War is among literature’s most constant companions. Violent conflict has shaped and shaded the epic poetics of Homer and Antarah, the dark memoirs of WWII death camps and the recursive novels of Lebanon’s civil war. Each new face of war has inspired, or perhaps demanded, a new sort of literary engagement. War’s newest face – impersonal drone attacks –is a tale still undertold, particularly from the non-combatant’s perspective. But civilian life during drone war has found a great new literary chronicler in Gazan novelist Atef Abu Saif.

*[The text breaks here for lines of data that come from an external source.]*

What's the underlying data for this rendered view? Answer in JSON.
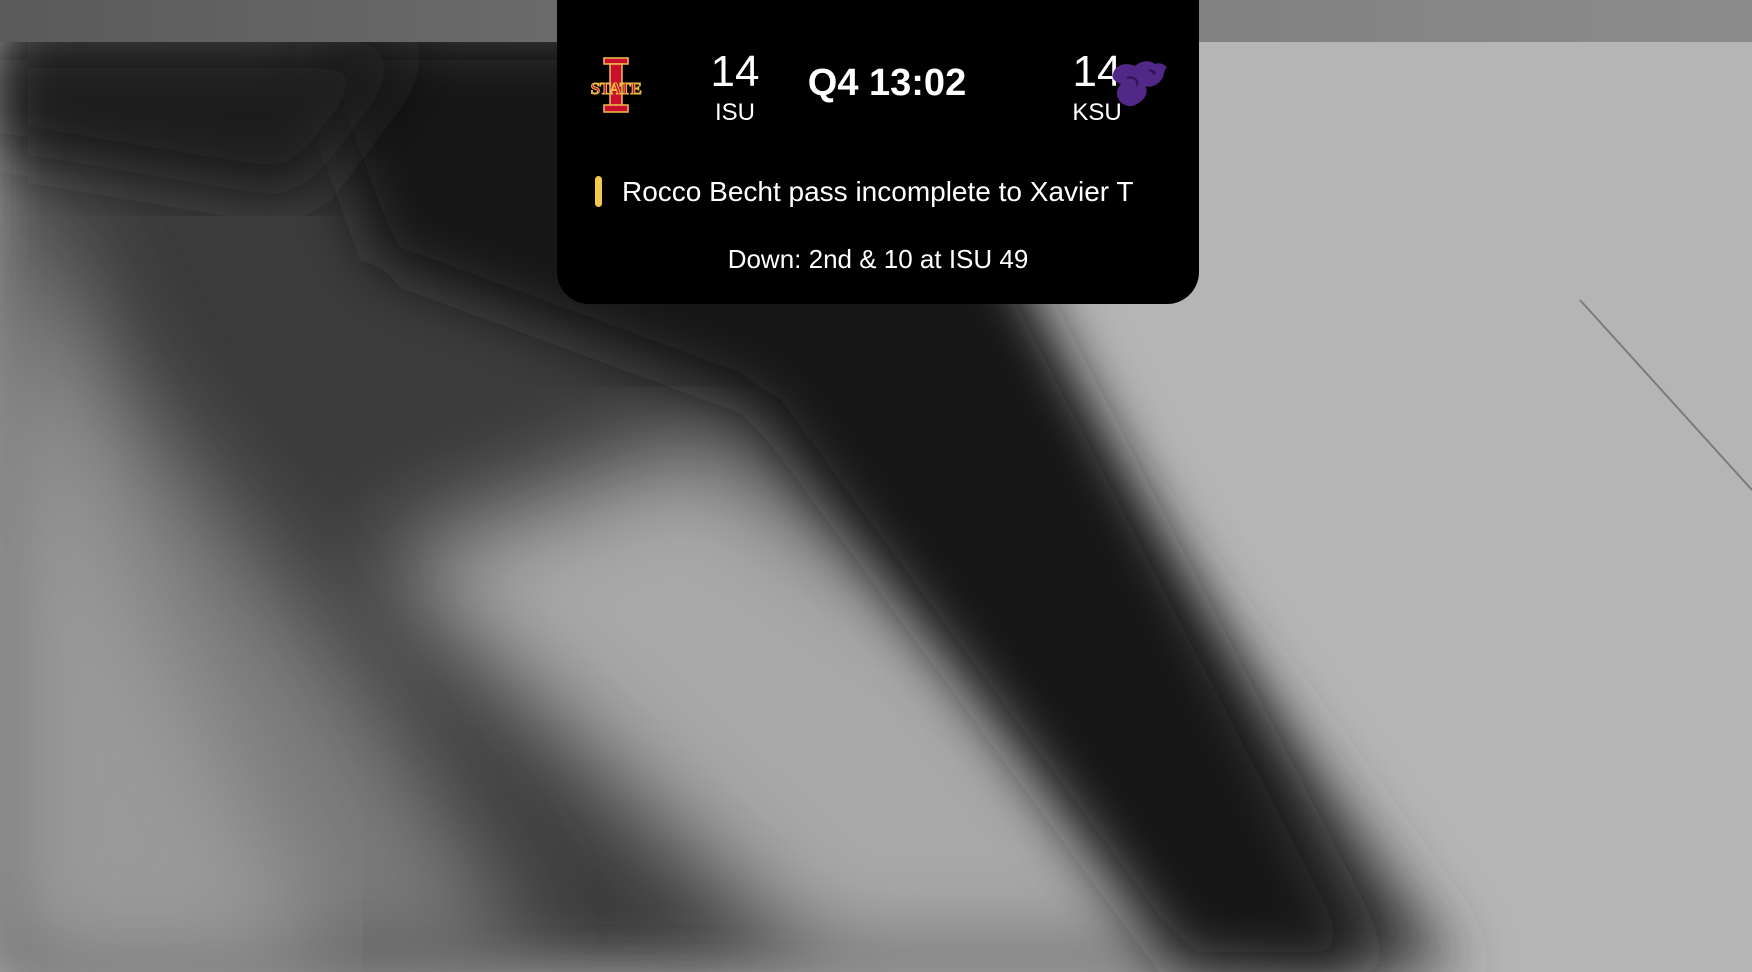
{
  "scoreboard": {
    "home": {
      "score": "14",
      "abbr": "ISU",
      "logo_icon": "iowa-state-cyclones-logo-icon",
      "logo_colors": {
        "primary": "#C8102E",
        "secondary": "#F1BE48"
      }
    },
    "away": {
      "score": "14",
      "abbr": "KSU",
      "logo_icon": "kansas-state-wildcat-logo-icon",
      "logo_colors": {
        "primary": "#512888"
      }
    },
    "clock": "Q4 13:02",
    "last_play": "Rocco Becht pass incomplete to Xavier T",
    "down": "Down: 2nd & 10 at ISU 49",
    "play_indicator_color": "#F2C94C"
  }
}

Abu Saif’s “The Drone Eats with Me: Diaries from a City Under Fire” tells the story of invasion from the point of view of a non-combatant. In it, we hear less about soldiers and tactics than we do about the faceless metal warriors whirring overhead. This is the story of an invasion that is low-contact, low-casualty for the invader and high-contact, high-casualty for the invaded – the story of “anti-terrorist” warfare. In particular, this is war in the Gaza Strip in the summer of 2014.
“The Drone Eats with Me” is structured diary-style, from the beginning of the war to its end, although both are unstable moments. As the narrative opens, we are unsure if war is beginning, will begin, or has already begun. Throughout, we are equally unsure if war is ending, and how we might recognise this “ending” when it comes. Abu Saif’s older children are constantly asking if the war is over. Even Abu Saif’s emphatic declaration of survival after a treaty is signed is overshadowed by the afterword, which admits that “the war goes on”.
Just as this is not a war without distinct edges, Abu Saif doesn’t give us a bird’s-eye view of the conflict’s competing parties. We hear nothing about Hamas or Fatah, Labour or Likud. Although Abu Saif is a compelling political thinker with a doctorate in political science, in “The Drone Eats with Me” he wipes out political labels and specificities. Nearly all of the politicians are nameless, and Palestinian militiamen appear without party or allegiance. People shout slogans, but we don’t know their content. We are held absolutely to what it’s like to live through this war. We know little about what started it, or what happens outside its confines. Keep reading at Qantara.